Task ->
Your answer should hold every line of the records below that contains the string "hypothesis".

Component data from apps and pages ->
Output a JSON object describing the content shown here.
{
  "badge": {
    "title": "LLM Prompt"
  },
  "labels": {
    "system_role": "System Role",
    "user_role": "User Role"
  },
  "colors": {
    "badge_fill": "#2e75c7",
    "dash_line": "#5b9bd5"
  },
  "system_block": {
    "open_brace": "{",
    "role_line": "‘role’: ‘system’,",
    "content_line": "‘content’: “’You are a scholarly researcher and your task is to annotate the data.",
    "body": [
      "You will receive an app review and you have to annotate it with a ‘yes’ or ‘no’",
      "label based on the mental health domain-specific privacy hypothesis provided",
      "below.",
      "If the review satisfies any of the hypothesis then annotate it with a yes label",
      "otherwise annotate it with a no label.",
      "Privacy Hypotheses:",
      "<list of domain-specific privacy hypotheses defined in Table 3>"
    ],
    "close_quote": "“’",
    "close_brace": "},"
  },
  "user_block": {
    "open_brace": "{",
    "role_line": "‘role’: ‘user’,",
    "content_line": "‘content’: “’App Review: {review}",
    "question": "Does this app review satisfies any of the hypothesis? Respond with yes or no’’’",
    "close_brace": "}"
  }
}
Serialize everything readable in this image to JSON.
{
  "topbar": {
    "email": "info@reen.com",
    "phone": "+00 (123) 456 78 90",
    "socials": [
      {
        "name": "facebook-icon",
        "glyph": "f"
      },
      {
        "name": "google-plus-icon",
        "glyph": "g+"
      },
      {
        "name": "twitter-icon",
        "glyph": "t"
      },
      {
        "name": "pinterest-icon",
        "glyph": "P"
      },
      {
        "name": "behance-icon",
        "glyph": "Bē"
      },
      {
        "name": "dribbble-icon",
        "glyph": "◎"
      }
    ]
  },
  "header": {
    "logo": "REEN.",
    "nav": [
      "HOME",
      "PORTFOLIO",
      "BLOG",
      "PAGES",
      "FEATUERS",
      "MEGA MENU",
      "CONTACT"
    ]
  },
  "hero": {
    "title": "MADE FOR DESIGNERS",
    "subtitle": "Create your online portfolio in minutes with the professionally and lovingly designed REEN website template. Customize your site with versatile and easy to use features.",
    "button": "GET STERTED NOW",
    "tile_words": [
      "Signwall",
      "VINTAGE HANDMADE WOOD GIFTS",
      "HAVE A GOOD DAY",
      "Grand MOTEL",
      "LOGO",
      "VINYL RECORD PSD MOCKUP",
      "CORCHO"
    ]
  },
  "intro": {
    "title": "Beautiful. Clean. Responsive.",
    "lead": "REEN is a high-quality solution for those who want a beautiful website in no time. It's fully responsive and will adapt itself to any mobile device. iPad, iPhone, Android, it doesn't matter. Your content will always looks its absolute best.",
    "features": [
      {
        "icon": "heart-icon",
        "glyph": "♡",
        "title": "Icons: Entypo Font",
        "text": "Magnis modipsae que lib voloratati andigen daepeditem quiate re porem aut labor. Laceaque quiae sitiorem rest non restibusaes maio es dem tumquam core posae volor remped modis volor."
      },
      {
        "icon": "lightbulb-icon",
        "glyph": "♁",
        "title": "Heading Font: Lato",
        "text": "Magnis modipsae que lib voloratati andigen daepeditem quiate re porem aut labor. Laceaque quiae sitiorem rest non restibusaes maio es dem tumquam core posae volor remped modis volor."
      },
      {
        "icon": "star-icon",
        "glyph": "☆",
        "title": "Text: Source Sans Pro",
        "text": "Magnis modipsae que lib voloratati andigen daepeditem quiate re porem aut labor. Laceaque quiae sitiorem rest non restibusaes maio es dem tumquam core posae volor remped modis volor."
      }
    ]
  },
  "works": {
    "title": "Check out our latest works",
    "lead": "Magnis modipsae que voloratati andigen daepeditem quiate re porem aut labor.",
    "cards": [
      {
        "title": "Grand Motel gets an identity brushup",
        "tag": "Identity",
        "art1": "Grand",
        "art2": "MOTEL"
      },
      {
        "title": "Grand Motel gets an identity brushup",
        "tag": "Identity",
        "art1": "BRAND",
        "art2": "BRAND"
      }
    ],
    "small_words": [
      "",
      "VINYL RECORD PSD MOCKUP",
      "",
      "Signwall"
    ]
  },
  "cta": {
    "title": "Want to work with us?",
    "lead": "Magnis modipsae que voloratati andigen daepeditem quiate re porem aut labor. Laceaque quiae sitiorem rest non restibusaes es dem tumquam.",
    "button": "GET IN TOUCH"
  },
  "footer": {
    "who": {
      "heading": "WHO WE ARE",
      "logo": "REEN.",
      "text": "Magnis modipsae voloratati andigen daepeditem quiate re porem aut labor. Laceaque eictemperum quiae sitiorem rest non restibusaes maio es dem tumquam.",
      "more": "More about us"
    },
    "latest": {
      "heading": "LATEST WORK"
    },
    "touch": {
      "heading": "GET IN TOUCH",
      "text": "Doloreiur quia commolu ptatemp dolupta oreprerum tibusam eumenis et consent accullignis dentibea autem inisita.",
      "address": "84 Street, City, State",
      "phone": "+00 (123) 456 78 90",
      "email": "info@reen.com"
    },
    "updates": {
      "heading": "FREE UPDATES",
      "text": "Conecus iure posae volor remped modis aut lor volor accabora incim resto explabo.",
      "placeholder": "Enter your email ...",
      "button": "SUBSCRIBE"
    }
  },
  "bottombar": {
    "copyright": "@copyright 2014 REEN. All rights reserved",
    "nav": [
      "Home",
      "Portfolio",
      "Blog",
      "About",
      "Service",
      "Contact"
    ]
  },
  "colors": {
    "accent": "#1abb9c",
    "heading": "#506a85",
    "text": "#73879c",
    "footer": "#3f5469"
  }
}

Output ->
      "label based on the mental health domain-specific privacy hypothesis provided",
      "If the review satisfies any of the hypothesis then annotate it with a yes label",
    "question": "Does this app review satisfies any of the hypothesis? Respond with yes or no’’’",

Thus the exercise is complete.